On 9News this morning there was a quick segment on a story that was posted by USA Today. It featured a list of top 20 cities gentrified in the United States, and though most of the heavily gentrified cities are on both coasts, good old Denver ranked No. 2.
Now, we already sort of knew that, because all you need to do is drive around Denver for a few afternoons. That’s what I did a couple of years ago, and that’s how I decided to begin a blog. Its first name was “Denver, What the Hell Happened to You?”, but there was blow-back about using the “H” word. So it was suddenly less problematic to be Chandler in Denver. (Please note, the image at the top of this post is from a 2015 photo from Brad K. Evans on a piece in Westword; Evans invented Denver FUGLY. And many of these photos at the top of those posts, they indeed are FUGLY.)
But gentrification throughout Denver certainly was not less problematic in terms of what was being built, especially in neighborhoods that made up of older, smaller homes aided by new zoning concepts that allowed new homes (especially townhomes) that could be much taller. (The Soviet-style block “trains” that chug along with hundreds of apartments are a species all its own.) It’s understandable that cities change and grow, but in the case of Denver, it’s like a swarm of Japanese beetles devouring Virginia creeper vines. It is still sort of a shock.
The ranking was compiled by the National Community Reinvestment Coalition, which notes this in its mission: “We work with community leaders, policymakers and financial institutions to champion fairness and end discrimination in lending, housing and business.”

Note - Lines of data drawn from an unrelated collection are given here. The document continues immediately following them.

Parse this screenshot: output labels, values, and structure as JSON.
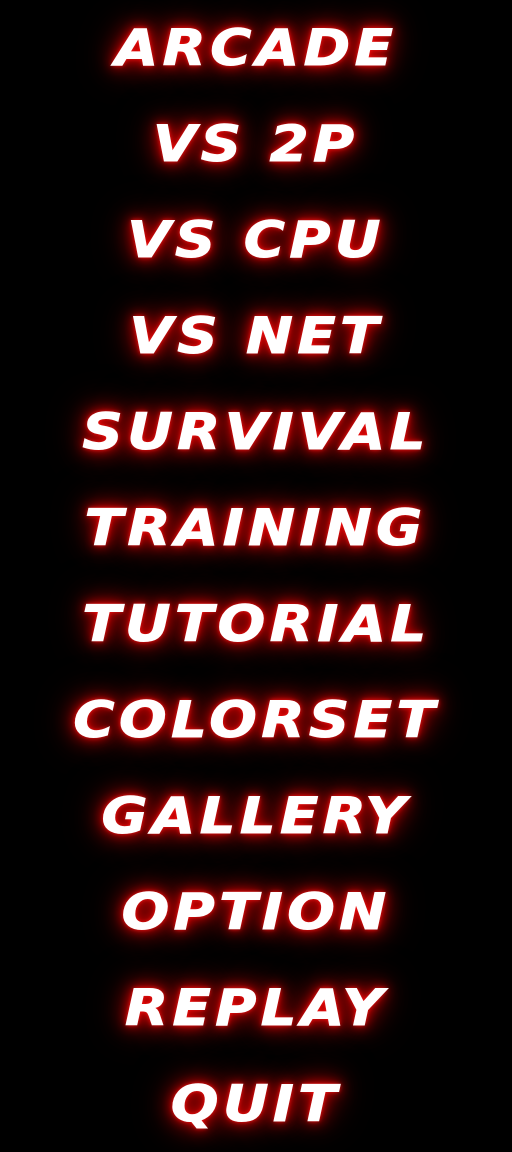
{
  "menu": {
    "items": [
      {
        "label": "ARCADE"
      },
      {
        "label": "VS 2P"
      },
      {
        "label": "VS CPU"
      },
      {
        "label": "VS NET"
      },
      {
        "label": "SURVIVAL"
      },
      {
        "label": "TRAINING"
      },
      {
        "label": "TUTORIAL"
      },
      {
        "label": "COLORSET"
      },
      {
        "label": "GALLERY"
      },
      {
        "label": "OPTION"
      },
      {
        "label": "REPLAY"
      },
      {
        "label": "QUIT"
      }
    ]
  },
  "colors": {
    "background": "#000000",
    "text": "#ffffff",
    "glow": "#e00000"
  }
}
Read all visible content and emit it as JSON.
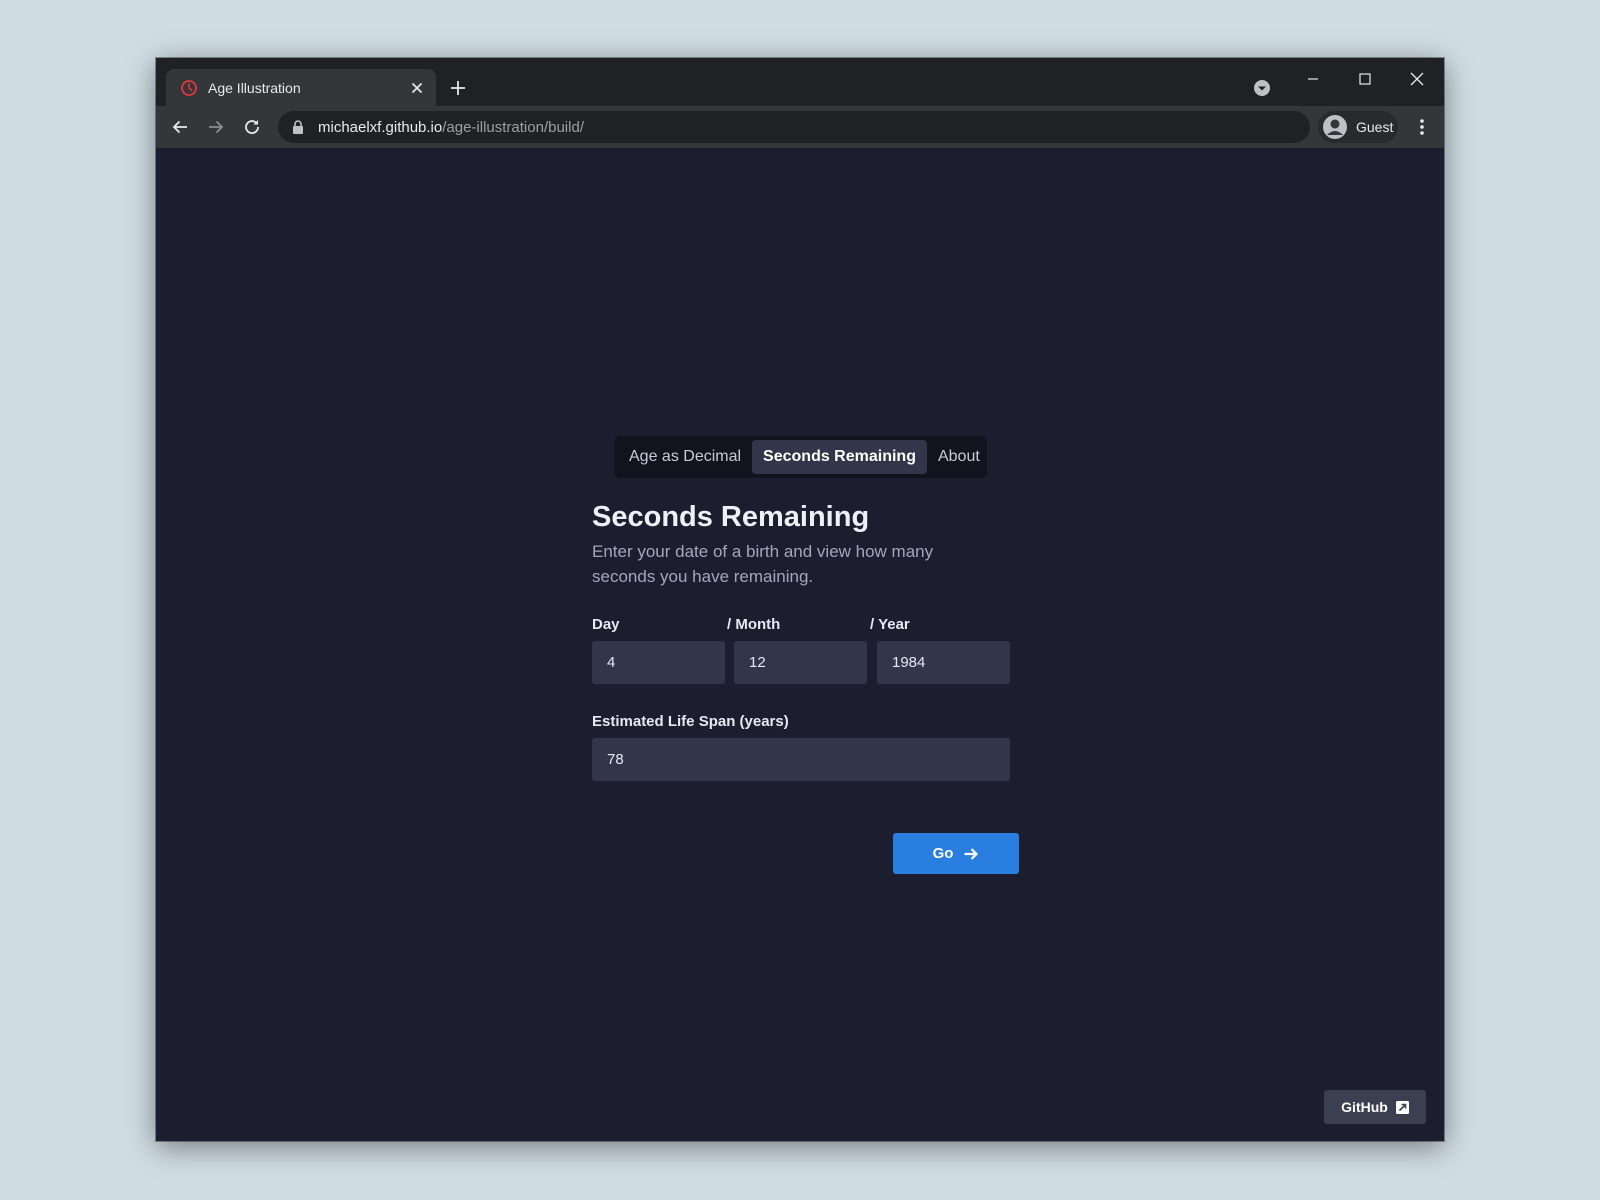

Below are links to the story in USA Today about these rankings; several Westword stories about gentrification in Five Points, Cole and Whittier, with a lot of information from the American Community Survey from the U.S. Census Bureau; a piece in the Texas Observer about Texas cities undergoing gentrification (and a lot of those new buildings look just like here), and finally, a link to the National Community Reinvestment Coalition, which works for equity in housing, healthcare, education and many other issues.